## Task item
Before printing the listing, strip out its pictures and keep everything else exact.

## Supplied data
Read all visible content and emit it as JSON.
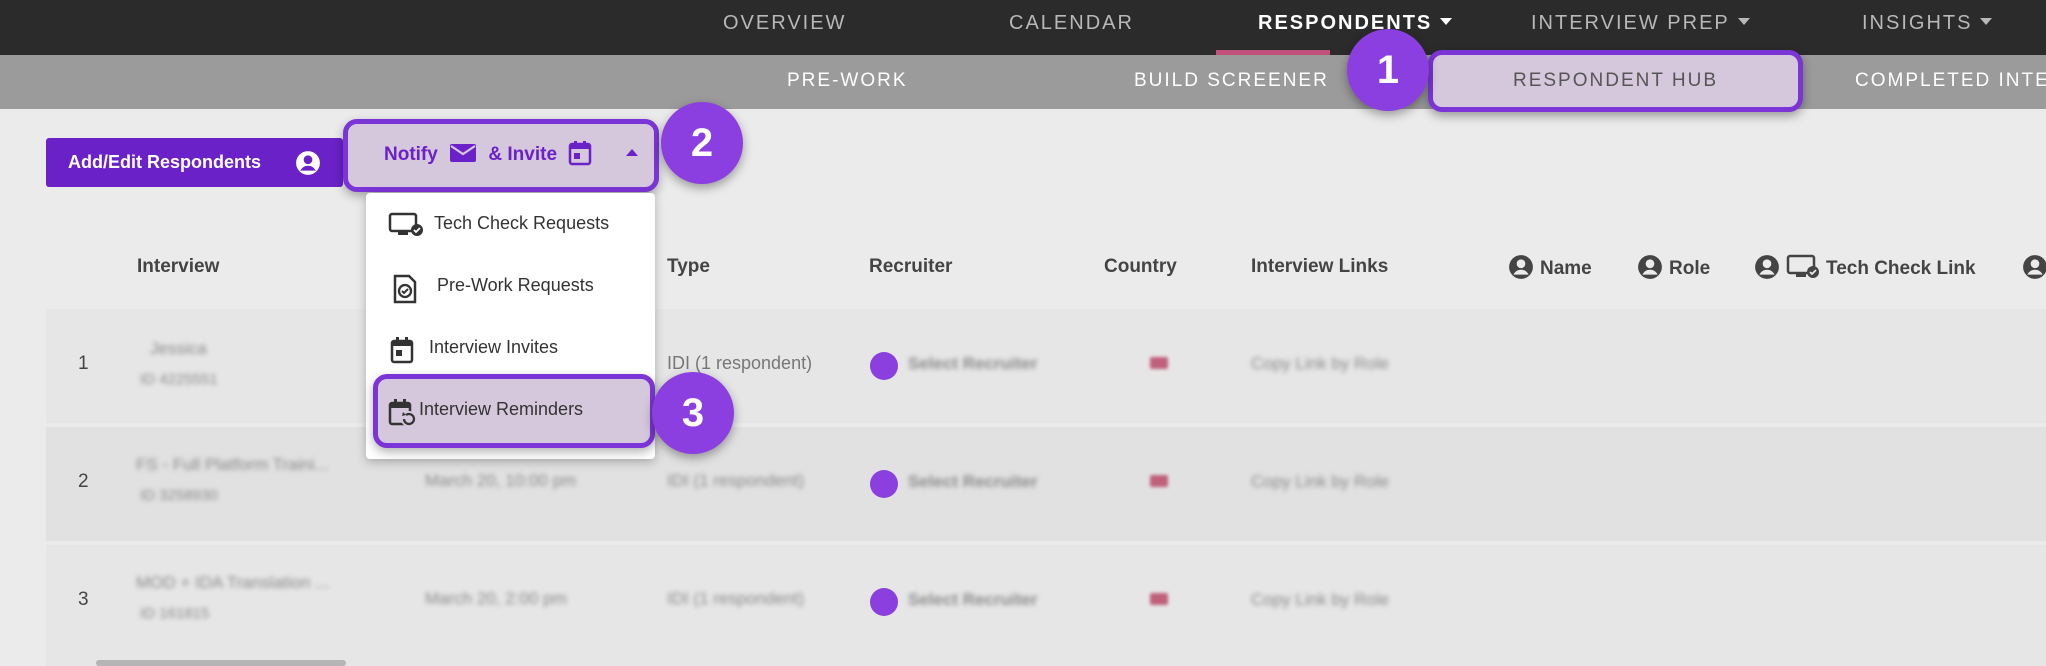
{
  "top_nav": {
    "overview": "OVERVIEW",
    "calendar": "CALENDAR",
    "respondents": "RESPONDENTS",
    "interview_prep": "INTERVIEW PREP",
    "insights": "INSIGHTS"
  },
  "sub_nav": {
    "pre_work": "PRE-WORK",
    "build_screener": "BUILD SCREENER",
    "respondent_hub": "RESPONDENT HUB",
    "completed": "COMPLETED INTE"
  },
  "toolbar": {
    "add_edit_label": "Add/Edit Respondents",
    "notify_label": "Notify",
    "invite_label": "& Invite"
  },
  "dropdown": {
    "items": [
      {
        "label": "Tech Check Requests",
        "icon": "monitor-check-icon"
      },
      {
        "label": "Pre-Work Requests",
        "icon": "document-check-icon"
      },
      {
        "label": "Interview Invites",
        "icon": "calendar-icon"
      },
      {
        "label": "Interview Reminders",
        "icon": "calendar-refresh-icon"
      }
    ]
  },
  "callouts": [
    "1",
    "2",
    "3"
  ],
  "table": {
    "headers": {
      "interview": "Interview",
      "type": "Type",
      "recruiter": "Recruiter",
      "country": "Country",
      "interview_links": "Interview Links",
      "name": "Name",
      "role": "Role",
      "tech_check_link": "Tech Check Link"
    },
    "rows": [
      {
        "num": "1",
        "title": "Jessica",
        "sub": "ID 4225551",
        "date": "",
        "type": "IDI (1 respondent)",
        "recruiter": "Select Recruiter",
        "links": "Copy Link by Role"
      },
      {
        "num": "2",
        "title": "FS - Full Platform Traini...",
        "sub": "ID 3258930",
        "date": "March 20, 10:00 pm",
        "type": "IDI (1 respondent)",
        "recruiter": "Select Recruiter",
        "links": "Copy Link by Role"
      },
      {
        "num": "3",
        "title": "MOD + IDA Translation ...",
        "sub": "ID 161815",
        "date": "March 20, 2:00 pm",
        "type": "IDI (1 respondent)",
        "recruiter": "Select Recruiter",
        "links": "Copy Link by Role"
      }
    ]
  },
  "colors": {
    "accent": "#6a22c8",
    "highlight_border": "#7b34d6",
    "badge": "#8c3fe0",
    "top_nav_bg": "#2b2b2b",
    "sub_nav_bg": "#9b9b9b",
    "active_underline": "#c0517a"
  }
}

## Answer space
Read all visible content and emit it as JSON.
{
  "top_nav": {
    "overview": "OVERVIEW",
    "calendar": "CALENDAR",
    "respondents": "RESPONDENTS",
    "interview_prep": "INTERVIEW PREP",
    "insights": "INSIGHTS"
  },
  "sub_nav": {
    "pre_work": "PRE-WORK",
    "build_screener": "BUILD SCREENER",
    "respondent_hub": "RESPONDENT HUB",
    "completed": "COMPLETED INTE"
  },
  "toolbar": {
    "add_edit_label": "Add/Edit Respondents",
    "notify_label": "Notify",
    "invite_label": "& Invite"
  },
  "dropdown": {
    "items": [
      {
        "label": "Tech Check Requests",
        "icon": "monitor-check-icon"
      },
      {
        "label": "Pre-Work Requests",
        "icon": "document-check-icon"
      },
      {
        "label": "Interview Invites",
        "icon": "calendar-icon"
      },
      {
        "label": "Interview Reminders",
        "icon": "calendar-refresh-icon"
      }
    ]
  },
  "callouts": [
    "1",
    "2",
    "3"
  ],
  "table": {
    "headers": {
      "interview": "Interview",
      "type": "Type",
      "recruiter": "Recruiter",
      "country": "Country",
      "interview_links": "Interview Links",
      "name": "Name",
      "role": "Role",
      "tech_check_link": "Tech Check Link"
    },
    "rows": [
      {
        "num": "1",
        "title": "Jessica",
        "sub": "ID 4225551",
        "date": "",
        "type": "IDI (1 respondent)",
        "recruiter": "Select Recruiter",
        "links": "Copy Link by Role"
      },
      {
        "num": "2",
        "title": "FS - Full Platform Traini...",
        "sub": "ID 3258930",
        "date": "March 20, 10:00 pm",
        "type": "IDI (1 respondent)",
        "recruiter": "Select Recruiter",
        "links": "Copy Link by Role"
      },
      {
        "num": "3",
        "title": "MOD + IDA Translation ...",
        "sub": "ID 161815",
        "date": "March 20, 2:00 pm",
        "type": "IDI (1 respondent)",
        "recruiter": "Select Recruiter",
        "links": "Copy Link by Role"
      }
    ]
  },
  "colors": {
    "accent": "#6a22c8",
    "highlight_border": "#7b34d6",
    "badge": "#8c3fe0",
    "top_nav_bg": "#2b2b2b",
    "sub_nav_bg": "#9b9b9b",
    "active_underline": "#c0517a"
  }
}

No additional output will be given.